Portions of the Dixie Fire may soon merge with the Beckwourth Complex, a 105,670-acre lightning-caused blaze to the east of the Dixie Fire. The Beckwourth Complex is burning to the west of Highway 395 and north of Highway 70. That fire is 98% contained.

On Sunday afternoon, two areas were reduced from evacuation orders to evacuation warnings:

Milford area east (lake side) of Highway 395 from the Milford Grade intersection south to the Flux Rd intersection, and the McCoy Flat area south of Highway 44 from County Road A21 east to Hog Flat Reservoir. 

Follow our updates throughout the day on Saturday, Sept. 4.

"We had one firefighter fatality who passed away from illness," Dixie Fire public information officer Edwin Zuniga said.

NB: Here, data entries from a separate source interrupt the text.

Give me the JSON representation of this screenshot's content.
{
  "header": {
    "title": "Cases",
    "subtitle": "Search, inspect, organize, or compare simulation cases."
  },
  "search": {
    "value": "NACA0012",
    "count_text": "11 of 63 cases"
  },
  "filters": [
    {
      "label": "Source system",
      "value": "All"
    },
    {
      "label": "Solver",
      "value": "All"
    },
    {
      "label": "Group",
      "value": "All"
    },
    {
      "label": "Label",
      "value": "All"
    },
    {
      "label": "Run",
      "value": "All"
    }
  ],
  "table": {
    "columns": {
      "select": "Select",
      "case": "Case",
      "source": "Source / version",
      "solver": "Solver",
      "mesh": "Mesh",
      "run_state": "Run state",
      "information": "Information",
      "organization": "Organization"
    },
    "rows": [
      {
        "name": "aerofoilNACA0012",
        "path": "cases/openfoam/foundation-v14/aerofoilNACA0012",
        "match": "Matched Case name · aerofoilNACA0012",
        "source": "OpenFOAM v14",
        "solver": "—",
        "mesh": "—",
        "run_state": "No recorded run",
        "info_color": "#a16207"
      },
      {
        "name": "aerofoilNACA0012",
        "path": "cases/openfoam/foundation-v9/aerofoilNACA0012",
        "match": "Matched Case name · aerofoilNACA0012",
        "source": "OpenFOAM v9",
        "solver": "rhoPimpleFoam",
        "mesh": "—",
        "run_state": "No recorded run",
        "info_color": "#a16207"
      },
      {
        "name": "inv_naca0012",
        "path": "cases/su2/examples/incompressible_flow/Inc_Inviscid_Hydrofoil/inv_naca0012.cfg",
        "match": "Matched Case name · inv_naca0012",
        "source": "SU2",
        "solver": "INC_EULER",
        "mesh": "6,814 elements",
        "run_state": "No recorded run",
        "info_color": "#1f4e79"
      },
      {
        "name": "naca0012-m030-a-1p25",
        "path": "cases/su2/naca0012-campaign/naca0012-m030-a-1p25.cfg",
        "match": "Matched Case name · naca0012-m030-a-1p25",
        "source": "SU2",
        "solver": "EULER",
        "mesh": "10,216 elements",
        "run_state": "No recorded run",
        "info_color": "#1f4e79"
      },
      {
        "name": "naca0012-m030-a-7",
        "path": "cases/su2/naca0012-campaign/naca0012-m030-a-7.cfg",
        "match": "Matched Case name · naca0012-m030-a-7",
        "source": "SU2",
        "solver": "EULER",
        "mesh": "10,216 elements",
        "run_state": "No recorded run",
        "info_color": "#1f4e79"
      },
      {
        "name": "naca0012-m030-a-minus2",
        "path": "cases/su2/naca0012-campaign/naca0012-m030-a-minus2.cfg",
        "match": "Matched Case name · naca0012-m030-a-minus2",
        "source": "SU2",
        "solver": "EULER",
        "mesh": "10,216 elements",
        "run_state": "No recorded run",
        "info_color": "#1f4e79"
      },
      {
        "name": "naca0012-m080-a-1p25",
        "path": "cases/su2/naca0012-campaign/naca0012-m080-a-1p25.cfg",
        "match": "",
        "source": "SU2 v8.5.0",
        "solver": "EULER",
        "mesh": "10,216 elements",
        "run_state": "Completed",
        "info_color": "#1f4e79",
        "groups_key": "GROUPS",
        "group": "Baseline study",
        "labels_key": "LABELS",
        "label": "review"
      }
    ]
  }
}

9:35 a.m. Monday: Dixie Fire expands again

On Monday, the Dixie Fire grew to 914,655 acres, up from 893,852 acres on Sunday and 889,001 acres Saturday, according to the California Department of Forestry and Fire Protection. Containment on the Dixie Fire rose slightly on Monday, to 58%, up from 56% on Sunday.

4 a.m.: Trained soldiers arrive

Some 225 soldiers from the 23rd Brigade Engineer Battalion and 2-3 Infantry Battalion based out of Joint Base Lewis-McChord in Washington are now working alongside firefighters, according to the National Interagency Coordination Center.

U.S. Army Sgt. Karen Mayfield, left, and Sgt. Philip Chase, right, sharpen the edges of their fire-fighting tools as they reinforce control lines in the Dixie Fire in the Plumas National Forest on Friday, Sept. 3, 2021. The two sergeants are with the 23rd Brigade Engineer Battalion, 1-2 Stryker Brigade Combat Team, assigned to Joint Base Lewis-McChord in Washington state. They were sent to the fire along with more than 200 other soldiers to aid firefighters.

Army officials said the troops will be guided by crew bosses and wildland fire strike team leaders. The cavalry of help will continue as California National Guard crews are expected Tuesday following training.

In addition, eight C-130 air tankers were sent to Cal Fire's largest air tanker base at McClellan Park near Sacramento.

The troops received training before being sent to the Lassen and Plumas national forests and Lassen Volcanic National Park.

"The rigorous training and certification process our soldiers undergo, prior to operating in a firefighting environment, will ensure that once deployed, they will safely augment federal wildland fire-fighting capabilities in order to protect lives, natural and cultural resources, and property,” Maj. Gen. Xavier T. Brunson said in a statement.

Five 'problem areas'

In his live Saturday night report on Facebook, East Zone incident commander Evans Kuo said crews continue to be challenged by extremely dry conditions in the forest.

He listed five problem areas that fire officials are trying to manage:

  1. The far north end on the escarpment above Herlong junction.
  2. Trying to herd the fire around Dixie Valley. "That's one of our immediate threats; to minimize impacts to that community."
  3. Keep the fire from moving south and prevent it from reaching Portola. "In the event the fire wants to keep pushing farther to the south, we do have contingency actions in place and going in right now."
  4. In the west zone, a "big effort" is underway to keep the fire from reaching Old Station.
  5. The other goal is to keep the fire south of Highway 44.

Other Northern California fires

Antelope Fire in Siskiyou County: 71,512 acres and 83% contained as of Monday.

Caldor Fire in Eldorado National Forest:  216,358 acres and 45% contained as of Monday.

Dixie Fire in Plumas, Butte, Tehama, Lassen and Shasta counties: 910,495 acres and 58% contained as of Monday.

Knob Fire in Humboldt County: 2,414 acres and 82% contained as of Monday.

McFarland Fire in Trinity and Shasta counties: 122,653 acres and 98% containment as of Sunday.

Monument Fire in Trinity County: 183,371 acres and 37% contained as of Monday.

McCash Fire in Klamath National Forest: 57,038 acres and 13% contained as of Monday.

River Complex in Klamath National Forest: 121,273 acres and 21% contained as of Monday. Evacuations ordered for Zone 2 and Zone 4 at 3:30 p.m. on Monday.

Mike Chapman is an award-winning reporter and photographer for the Record Searchlight in Redding, Calif. His newspaper career spans Yreka and Eureka in Northern California and Bellingham, Wash. Support local journalism by subscribing today.